A trade group representing commercial real estate interests is reporting that a recent exchange between Sen. Bob Corker (R-Tenn.) and Sheila Bair, chairman of the Federal Deposit Insurance Corporation, is creating confusion in the market over final safe harbor, risk-retention rules for securitizations. John D'Amico, recently named chief executive of the CRE Finance Council, sent a letter to Bair saying implementation of the FDIC's safe harbor rules appears to supplant Dodd-Frank until 2013. Therefore, the structure, timing, and eventual enforcement of safe harbor is leaving uncertainty in a market that is slowly coming back to life. "While it has been correctly asserted that some asset classes, such as residential mortgage-backed securities, remain dormant, we believe it is important to note that the CMBS market is showing signs of revitalized activity, which makes deliberate and coordinated policy and implementation by asset class even more crucial at this critical time," D'Amico said in the letter. This year, there have been seven CMBS deals completed with a total issuance of $4.5 billion through the third quarter, according to the council. CMBS issuance for the fourth quarter will likely range between $4 billion and $8 billion with as much as $35 billion of coming in 2011. But meeting these goals requires regulatory certainty, and the CRE Finance Council is currently working on a 'best practices' set of guidelines for the industry. The FDIC, it appears, is slowing the release of that guidance.
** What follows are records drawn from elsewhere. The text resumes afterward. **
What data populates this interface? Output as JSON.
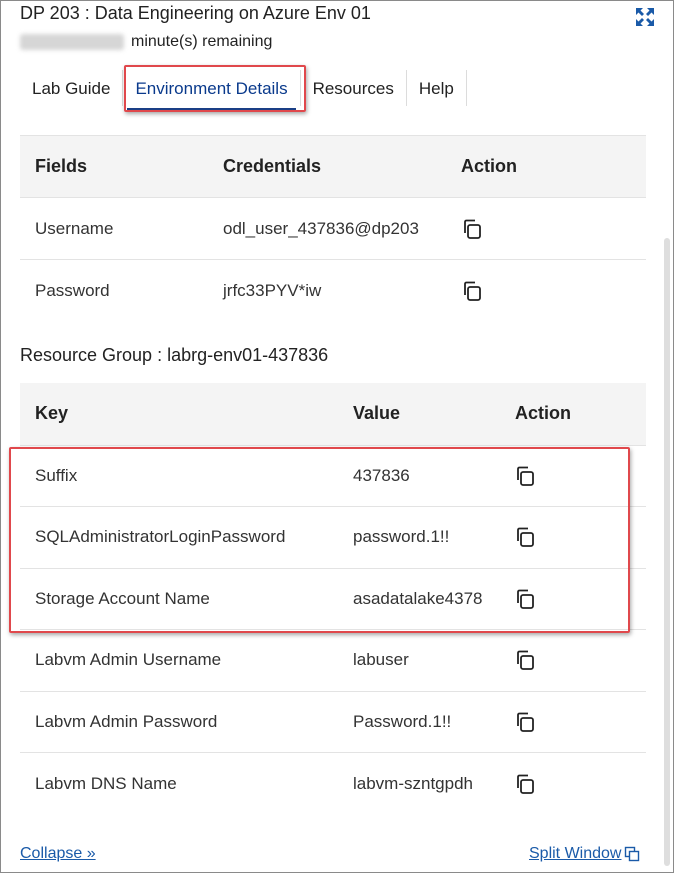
{
  "header": {
    "title": "DP 203 : Data Engineering on Azure Env 01",
    "timer_suffix": "minute(s) remaining",
    "expand_icon": "expand-arrows-icon"
  },
  "tabs": [
    {
      "label": "Lab Guide",
      "active": false
    },
    {
      "label": "Environment Details",
      "active": true
    },
    {
      "label": "Resources",
      "active": false
    },
    {
      "label": "Help",
      "active": false
    }
  ],
  "credentials_table": {
    "headers": [
      "Fields",
      "Credentials",
      "Action"
    ],
    "rows": [
      {
        "field": "Username",
        "value": "odl_user_437836@dp203"
      },
      {
        "field": "Password",
        "value": "jrfc33PYV*iw"
      }
    ]
  },
  "resource_group": {
    "label": "Resource Group : labrg-env01-437836"
  },
  "resource_table": {
    "headers": [
      "Key",
      "Value",
      "Action"
    ],
    "rows": [
      {
        "key": "Suffix",
        "value": "437836"
      },
      {
        "key": "SQLAdministratorLoginPassword",
        "value": "password.1!!"
      },
      {
        "key": "Storage Account Name",
        "value": "asadatalake4378"
      },
      {
        "key": "Labvm Admin Username",
        "value": "labuser"
      },
      {
        "key": "Labvm Admin Password",
        "value": "Password.1!!"
      },
      {
        "key": "Labvm DNS Name",
        "value": "labvm-szntgpdh"
      }
    ]
  },
  "footer": {
    "collapse": "Collapse »",
    "split_window": "Split Window"
  },
  "colors": {
    "highlight": "#e0484c",
    "link": "#1a5aa8",
    "active_tab": "#0a3a8c"
  }
}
The final safe harbor rule was effective Sept. 27. Since then, CMBS market participants actively considering deals and planning related to lending and investment have become confused by the following exchange that occurred at a hearing of the Senate Banking, Housing, and Urban Affairs Committee on Sept. 30:
Sen. Corker: "This whole issue of securitization was one that I think we were all trying to understand how this 5% retention would work. And I do look forward to talking to each of you. This is obviously – especially in the commercial side, I mean there’s just nothing happening right now. And..." Chairman Bair: "We don’t – it doesn’t apply to commercial."
Additionally, D'Amico points to technical abutments between safe harbor and Dodd-Frank "The Dodd-Frank act instructs that the regulations to be promulgated thereunder 'become effective … two years after the date they are published in final form in the Federal Register, for assets other than residential mortgages.' Thus, the implication of the auto-conform provision is that the risk retention rules adopted pursuant to Dodd-Frank will not supplant those in the safe harbor rule until April 2013," according to D'Amico. Jacob Gaffney is the editor of HousingWire. Write him.